A week or so later, Mr Martinet simply disappeared. He didn't last out the term. One morning we were waiting for him to arrive and our Fifth Form Physics teacher, Mr Faraday, turned up instead. He didn't need to introduce himself; after the ritual "Good Mornings" had been exchanged, he told us the situation:
"Look, I know and the school knows that you guys have had a rough run with teachers this year. You've lost two - I don't think you miss the last one much and I don't blame you.
We do want you to get through your HSC, but we can't get another emergency teacher right now. I've got a couple of free periods that coincide with your class times so I'll be taking you part time for the rest of the term. You can use the others for private study. If you have any sense you'll use them to work through the text; you're all smart enough to do a lot of it for yourselves with a bit of help."
Finally he offered this consolation: "There's only a couple of weeks left till the end of this term and, one way or another, you'll have a full-time teacher when you get back. I'll let you know what we work out in the last week of term."
Mr Faraday's confidence in our ability to work our own way through the text wasn't entirely misplaced. We were all survivors of the school's rigorous streaming process. There were six year 7 classes; forms 1A to 1F. The letters weren't significant at that stage but by the time you got to year 9 the school had pretty much sorted out who was most likely to go on to year 12 and who wasn't. The six letter grades reflected these rankings; 3F were the muck-ups and fuck-ups who weren't expected to stay at school any longer than the next year at most.
At the start of Year 10 there were still six forms, now slightly smaller than they were in the 3 junior compulsory years. Most of the losses were kids who had done year 9 in the 3E and 3F grades. By now, it was pretty obvious that 4A had all the girly swots and the kids in 4F were pegged to leave at the end of the year. Most of them obliged the school by doing just that. That left only enough students to make up forms 5A to 5E the following year. By now, subject choice had come into play in determining which Form you were in; most of the kids in 5E had chosen Bookeeping or Typing over more academic subjects. Year 12, the HSC year consisted of 4 forms of around 15 students each; an age cohort that started out with around 125 members had been cut down to half its starting size.
Of these 60 students, 20 could expect to fail at least one HSC subject for no other reason than that, in any subject, one third of all students who sat the HSC exam in that subject would be failed. Everyone knew this and no-one wanted to be in that bottom third of students. Neither did anyone want to return to miss out on a University place; it meant a ten percent penalty on your Anderson score if you decided to take a second try at HSC the following year.
As promised, Mr Faraday gave up two of the free periods which he usually spent in the equipment store at the back of the Physics lab and taught us Mathematics instead. And in the last week of term he told us that the school had found us a full-time Maths teacher for next term and who that teacher was.

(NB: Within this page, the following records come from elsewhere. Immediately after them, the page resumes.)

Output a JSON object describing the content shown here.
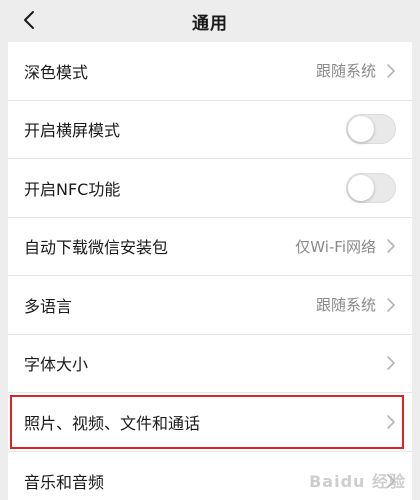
{
  "header": {
    "title": "通用",
    "back_icon": "chevron-left-icon"
  },
  "settings": [
    {
      "label": "深色模式",
      "value": "跟随系统",
      "type": "link"
    },
    {
      "label": "开启横屏模式",
      "type": "toggle",
      "on": false
    },
    {
      "label": "开启NFC功能",
      "type": "toggle",
      "on": false
    },
    {
      "label": "自动下载微信安装包",
      "value": "仅Wi-Fi网络",
      "type": "link"
    },
    {
      "label": "多语言",
      "value": "跟随系统",
      "type": "link"
    },
    {
      "label": "字体大小",
      "type": "link"
    },
    {
      "label": "照片、视频、文件和通话",
      "type": "link",
      "highlighted": true
    },
    {
      "label": "音乐和音频",
      "type": "link"
    }
  ],
  "colors": {
    "highlight": "#d9242e",
    "background": "#ededed",
    "value_text": "#8a8a8a"
  },
  "watermark": "Baidu 经验"
}
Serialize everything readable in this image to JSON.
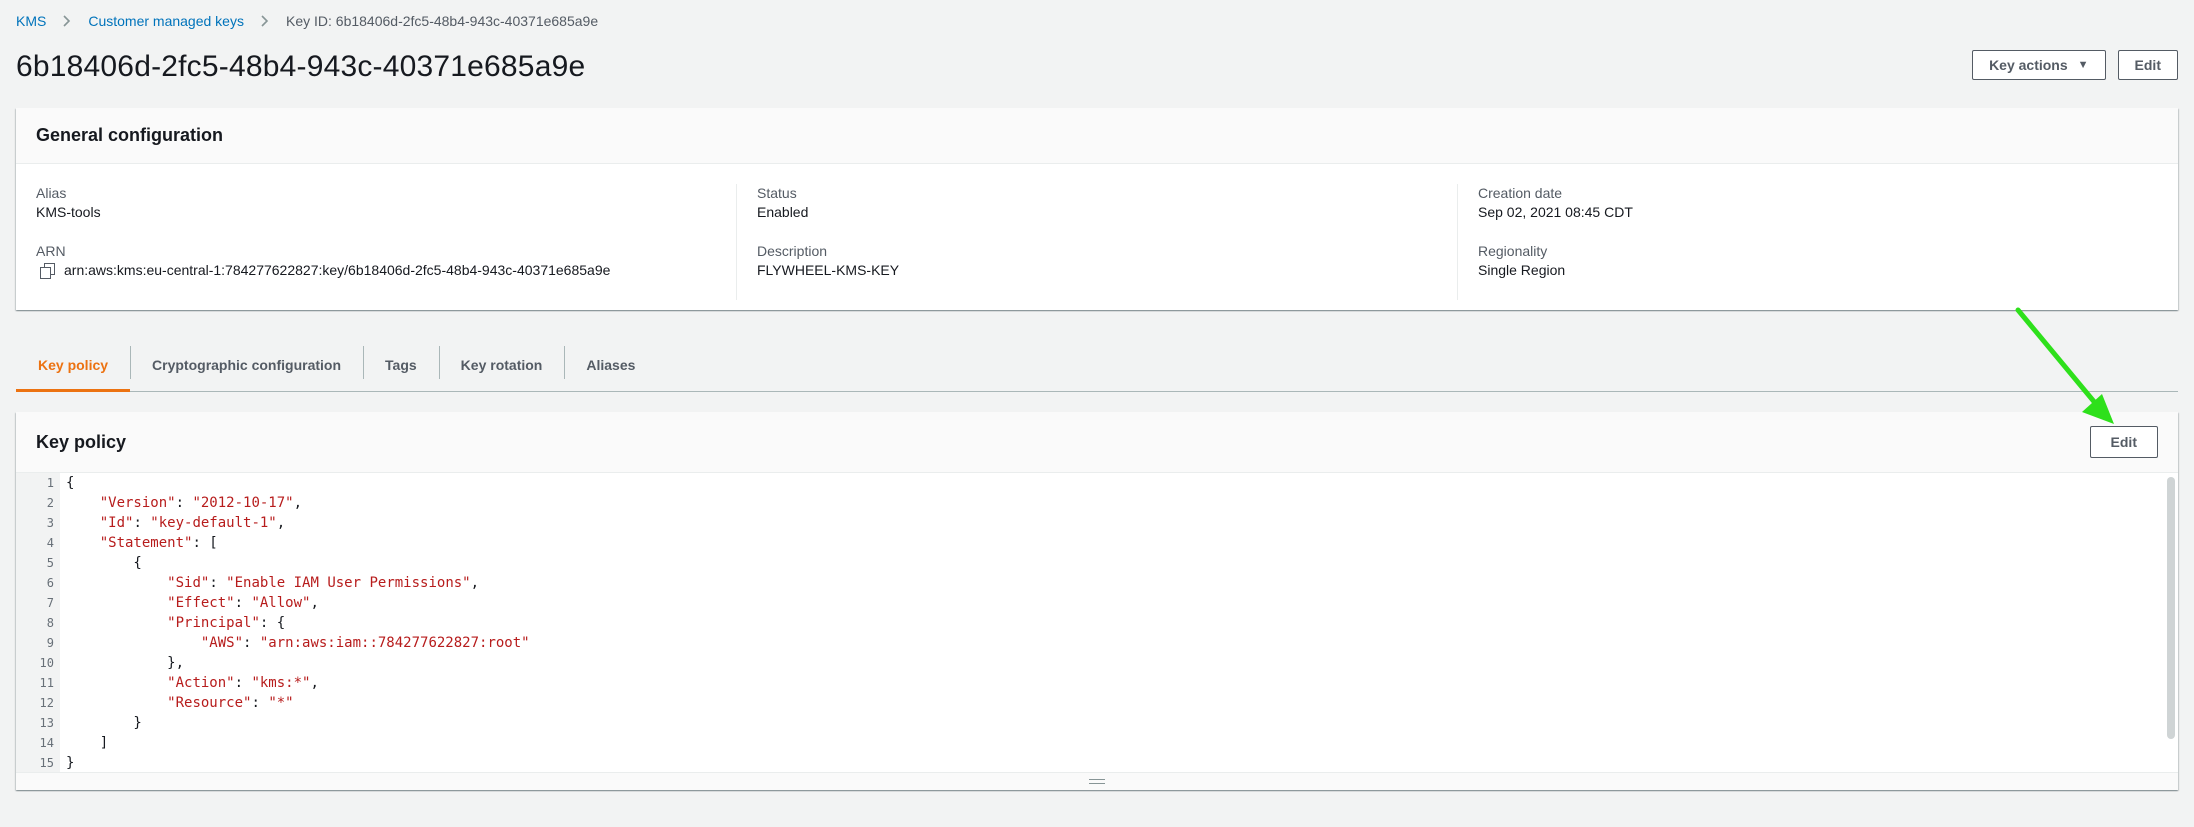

It was Mr Faraday. He arranged classes in the morning, an hour before the start of the regular schoolday. Although he was a lot more easy going than Mr Martinet, he never had any problems with unwanted talk in these classes. Maybe it had something to do with everyone having to get up an hour earlier.